  • s it Hark The Herald Angels Sing? I don't think so.

  • THEY SING

  • In The Bleak Midwinter?

  • THEY SING

  • Oh, go for Hark the Herald.

  • "Hark the herald angels sing."

  • No, it's "Once n royal David's city".

  • Secondly, the usual three-word name of this carol.

  • ANNE SINGS

  • The First Noel.

  • The First Noel. Correct.

  • And finally, the title of this Christmas song.

  • Note that here, you're seeing the chorus.

  • THEY CONFER

  • Oh, it's Jingle Bells.

  • Jingle Bells. Jingle Bells is correct.

  • Ten points for this.

  • Which two rhyming words end the first and second lines

  • of Clement C Moore's 1822 poem A Visit From St Nicholas?

  • It begins, "Twas the night before Christmas."

  • Mouse and house.

  • Correct.

  • Right, you get three bonuses on the work of Ursula K Le Guin

  • who died in January 2018.

  • Which 1969 novel by Ursula Le Guin

  • concerns the frigid planet Gethin

  • and the race of androgynous people

  • who may become either male or female?

  • THEY CONFER

  • The Wizards of Earthsea?

  • No, it's The Left Hand of Darkness.

  • Secondly, which minor figure from Virgil's Aeneid

  • is the title character of a critically admired novel of 2008?

  • She's a daughter of Latinus and becomes the wife of Aeneas.

  • THEY CONFER

  • Dido? No, it's Lavinia.

  • And finally, featuring a wizard called Ged,

  • which fictional world is the setting

  • for Le Guin's popular series for young adults?

  • Earthsea. Correct.

  • Right, ten points for this.

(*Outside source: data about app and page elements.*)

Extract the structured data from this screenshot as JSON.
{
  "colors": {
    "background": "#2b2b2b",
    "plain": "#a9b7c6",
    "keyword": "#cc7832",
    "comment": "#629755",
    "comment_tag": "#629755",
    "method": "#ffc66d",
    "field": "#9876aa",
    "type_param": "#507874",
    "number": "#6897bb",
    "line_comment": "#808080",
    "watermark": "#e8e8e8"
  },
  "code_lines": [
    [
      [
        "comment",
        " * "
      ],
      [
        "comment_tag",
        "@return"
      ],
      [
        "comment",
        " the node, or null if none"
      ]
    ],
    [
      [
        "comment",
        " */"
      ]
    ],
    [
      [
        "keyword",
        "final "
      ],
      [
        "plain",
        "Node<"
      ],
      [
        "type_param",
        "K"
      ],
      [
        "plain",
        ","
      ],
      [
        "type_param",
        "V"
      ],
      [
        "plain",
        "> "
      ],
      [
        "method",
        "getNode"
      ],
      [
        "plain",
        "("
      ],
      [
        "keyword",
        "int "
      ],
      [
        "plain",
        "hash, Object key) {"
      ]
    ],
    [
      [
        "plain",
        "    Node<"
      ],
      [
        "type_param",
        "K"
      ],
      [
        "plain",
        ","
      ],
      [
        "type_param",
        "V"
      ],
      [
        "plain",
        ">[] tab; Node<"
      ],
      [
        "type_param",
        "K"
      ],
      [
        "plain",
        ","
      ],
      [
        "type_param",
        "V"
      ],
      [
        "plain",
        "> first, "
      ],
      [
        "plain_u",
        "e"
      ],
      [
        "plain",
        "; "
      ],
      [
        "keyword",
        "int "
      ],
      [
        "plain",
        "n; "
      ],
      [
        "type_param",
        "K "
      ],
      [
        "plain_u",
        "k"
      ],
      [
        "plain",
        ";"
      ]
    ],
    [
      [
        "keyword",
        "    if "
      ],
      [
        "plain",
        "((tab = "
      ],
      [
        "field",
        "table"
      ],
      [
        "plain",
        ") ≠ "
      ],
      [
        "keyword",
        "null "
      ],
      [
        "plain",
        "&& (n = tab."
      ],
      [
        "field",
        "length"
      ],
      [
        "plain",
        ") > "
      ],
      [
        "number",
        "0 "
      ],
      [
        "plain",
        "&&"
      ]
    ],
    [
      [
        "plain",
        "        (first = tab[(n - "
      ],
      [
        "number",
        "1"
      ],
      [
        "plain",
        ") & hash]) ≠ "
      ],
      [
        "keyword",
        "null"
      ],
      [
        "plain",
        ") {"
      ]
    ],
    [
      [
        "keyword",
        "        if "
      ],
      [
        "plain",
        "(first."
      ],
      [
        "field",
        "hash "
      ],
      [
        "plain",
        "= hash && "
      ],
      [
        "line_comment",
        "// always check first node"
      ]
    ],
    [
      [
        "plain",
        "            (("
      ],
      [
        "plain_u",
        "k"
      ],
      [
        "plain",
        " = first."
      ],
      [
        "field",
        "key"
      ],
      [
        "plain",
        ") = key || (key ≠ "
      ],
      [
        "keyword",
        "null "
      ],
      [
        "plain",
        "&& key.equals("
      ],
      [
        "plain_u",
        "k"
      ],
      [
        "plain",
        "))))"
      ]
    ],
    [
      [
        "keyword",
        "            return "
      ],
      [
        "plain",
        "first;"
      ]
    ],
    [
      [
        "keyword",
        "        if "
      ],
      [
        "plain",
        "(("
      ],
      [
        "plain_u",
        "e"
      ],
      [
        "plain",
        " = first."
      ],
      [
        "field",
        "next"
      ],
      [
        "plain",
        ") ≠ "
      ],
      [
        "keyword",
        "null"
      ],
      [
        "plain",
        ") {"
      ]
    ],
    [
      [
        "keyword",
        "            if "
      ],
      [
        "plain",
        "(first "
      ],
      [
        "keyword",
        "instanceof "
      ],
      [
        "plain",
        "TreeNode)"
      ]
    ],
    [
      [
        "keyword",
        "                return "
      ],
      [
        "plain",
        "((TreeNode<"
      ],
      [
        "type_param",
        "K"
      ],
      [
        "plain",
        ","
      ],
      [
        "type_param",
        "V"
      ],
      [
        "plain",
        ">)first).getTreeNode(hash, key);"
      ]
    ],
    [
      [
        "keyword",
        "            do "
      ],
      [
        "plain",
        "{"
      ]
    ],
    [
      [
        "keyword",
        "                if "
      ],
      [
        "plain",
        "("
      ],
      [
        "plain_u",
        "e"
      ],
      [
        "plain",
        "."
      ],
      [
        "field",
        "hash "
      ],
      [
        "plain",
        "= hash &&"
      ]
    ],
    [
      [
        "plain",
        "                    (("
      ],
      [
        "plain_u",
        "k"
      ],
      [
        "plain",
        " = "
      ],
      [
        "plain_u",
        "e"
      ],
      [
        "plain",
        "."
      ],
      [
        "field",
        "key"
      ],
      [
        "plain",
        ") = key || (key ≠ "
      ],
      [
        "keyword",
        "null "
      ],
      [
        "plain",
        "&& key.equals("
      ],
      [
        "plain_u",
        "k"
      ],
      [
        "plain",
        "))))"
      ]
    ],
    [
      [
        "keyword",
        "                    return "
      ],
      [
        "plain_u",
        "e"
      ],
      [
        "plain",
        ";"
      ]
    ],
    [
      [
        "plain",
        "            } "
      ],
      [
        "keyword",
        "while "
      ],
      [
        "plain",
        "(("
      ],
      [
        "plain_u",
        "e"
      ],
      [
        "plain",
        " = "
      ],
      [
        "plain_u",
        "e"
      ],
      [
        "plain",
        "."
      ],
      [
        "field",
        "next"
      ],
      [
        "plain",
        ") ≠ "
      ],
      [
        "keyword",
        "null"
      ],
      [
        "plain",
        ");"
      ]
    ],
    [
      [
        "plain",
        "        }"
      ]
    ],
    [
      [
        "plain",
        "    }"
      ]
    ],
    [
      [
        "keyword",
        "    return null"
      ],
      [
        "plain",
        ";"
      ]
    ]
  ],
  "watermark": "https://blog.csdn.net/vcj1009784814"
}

  • Which 20th-century artist is the subject of a poem by Margaret Atwood

  • that includes the lines

  • "Here in the souvenir arcade you're everywhere:

  • "the printed cotton bags, the pierced tin boxes,

  • "the red T-shirts..."

  • Picasso.

  • No, you lose five points.

  • "..the pierced tin boxes, the red T-shirts, the beaded crosses,

  • "your coiled braids, your level stare..."

  • Anyone want to buzz from Pembroke?

  • Dali?

  • No, it's Frida Kahlo.

  • Ten points for this.

  • Meanings of what four-letter word include

  • a body segment of an annelid,

  • the structure of benzene, a device for identifying...

  • Ring.

  • Ring is correct.

  • Your bonuses are on transuranic elements.

  • In each case, identify the element from its anagram.

  • Firstly, "alumni crew"

  • is an anagram of the name of which transuranic element,

  • named after the US physicist who invented the cyclotron?

  • I can't spell, so this is no good.

  • THEY CONFER

  • We should guess this.

  • Don't spend too long on it. Keep going.

  • Er, pass, sorry.

  • That's Lawrencium.

  • "Punier comic" is an anagram of which transuranic element

  • named after a Polish astronomer?

  • THEY CONFER